▸ **Task instructions**: Find and copy each line in the material below where the string "true" occurs.

####################

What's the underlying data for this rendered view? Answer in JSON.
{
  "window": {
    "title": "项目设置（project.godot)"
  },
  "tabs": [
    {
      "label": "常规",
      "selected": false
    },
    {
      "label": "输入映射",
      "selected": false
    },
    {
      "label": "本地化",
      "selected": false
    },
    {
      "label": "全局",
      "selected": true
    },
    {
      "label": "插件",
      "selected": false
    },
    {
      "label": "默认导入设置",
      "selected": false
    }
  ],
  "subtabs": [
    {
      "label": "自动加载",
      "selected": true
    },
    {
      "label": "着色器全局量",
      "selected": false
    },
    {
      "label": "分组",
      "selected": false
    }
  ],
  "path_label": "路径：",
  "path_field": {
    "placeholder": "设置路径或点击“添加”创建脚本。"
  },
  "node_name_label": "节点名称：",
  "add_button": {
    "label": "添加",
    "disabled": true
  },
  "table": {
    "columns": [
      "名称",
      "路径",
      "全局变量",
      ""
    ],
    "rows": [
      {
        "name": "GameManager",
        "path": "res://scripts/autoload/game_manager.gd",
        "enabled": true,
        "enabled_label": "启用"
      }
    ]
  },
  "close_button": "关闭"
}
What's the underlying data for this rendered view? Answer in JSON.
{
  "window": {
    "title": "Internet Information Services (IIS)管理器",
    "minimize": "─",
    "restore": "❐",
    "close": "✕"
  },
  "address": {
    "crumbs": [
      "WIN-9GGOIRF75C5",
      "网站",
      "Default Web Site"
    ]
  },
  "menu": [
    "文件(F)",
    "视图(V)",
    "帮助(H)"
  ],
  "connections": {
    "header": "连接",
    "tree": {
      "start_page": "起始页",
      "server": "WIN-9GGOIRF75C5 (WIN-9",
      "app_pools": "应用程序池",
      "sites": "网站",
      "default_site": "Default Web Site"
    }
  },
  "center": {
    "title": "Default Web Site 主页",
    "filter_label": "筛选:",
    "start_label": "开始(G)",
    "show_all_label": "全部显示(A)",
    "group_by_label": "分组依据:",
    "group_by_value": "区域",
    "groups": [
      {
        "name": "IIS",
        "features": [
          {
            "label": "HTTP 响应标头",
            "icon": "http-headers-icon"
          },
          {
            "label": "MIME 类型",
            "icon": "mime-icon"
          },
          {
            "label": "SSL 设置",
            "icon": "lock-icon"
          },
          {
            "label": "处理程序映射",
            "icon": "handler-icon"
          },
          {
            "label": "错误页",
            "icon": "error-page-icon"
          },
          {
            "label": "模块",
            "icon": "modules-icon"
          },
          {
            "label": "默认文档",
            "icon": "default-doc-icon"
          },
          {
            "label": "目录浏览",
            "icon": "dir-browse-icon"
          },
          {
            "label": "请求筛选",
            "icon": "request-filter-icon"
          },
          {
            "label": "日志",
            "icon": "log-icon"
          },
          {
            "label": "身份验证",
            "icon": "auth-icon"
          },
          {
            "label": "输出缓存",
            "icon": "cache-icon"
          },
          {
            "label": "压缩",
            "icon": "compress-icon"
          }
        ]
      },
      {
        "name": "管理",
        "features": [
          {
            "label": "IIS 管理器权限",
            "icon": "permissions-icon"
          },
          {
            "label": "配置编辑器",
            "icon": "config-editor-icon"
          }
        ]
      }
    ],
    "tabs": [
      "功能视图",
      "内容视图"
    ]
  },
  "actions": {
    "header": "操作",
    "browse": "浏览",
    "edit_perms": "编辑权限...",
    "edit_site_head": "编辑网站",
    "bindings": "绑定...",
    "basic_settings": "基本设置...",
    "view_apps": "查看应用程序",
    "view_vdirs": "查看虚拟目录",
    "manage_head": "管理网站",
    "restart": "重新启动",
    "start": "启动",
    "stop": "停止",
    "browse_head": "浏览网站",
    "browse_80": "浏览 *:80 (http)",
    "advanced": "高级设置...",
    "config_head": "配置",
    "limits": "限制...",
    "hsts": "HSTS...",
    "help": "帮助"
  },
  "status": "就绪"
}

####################

▸ **Response**:
      "selected": true
      "selected": true
    "disabled": true
        "enabled": true,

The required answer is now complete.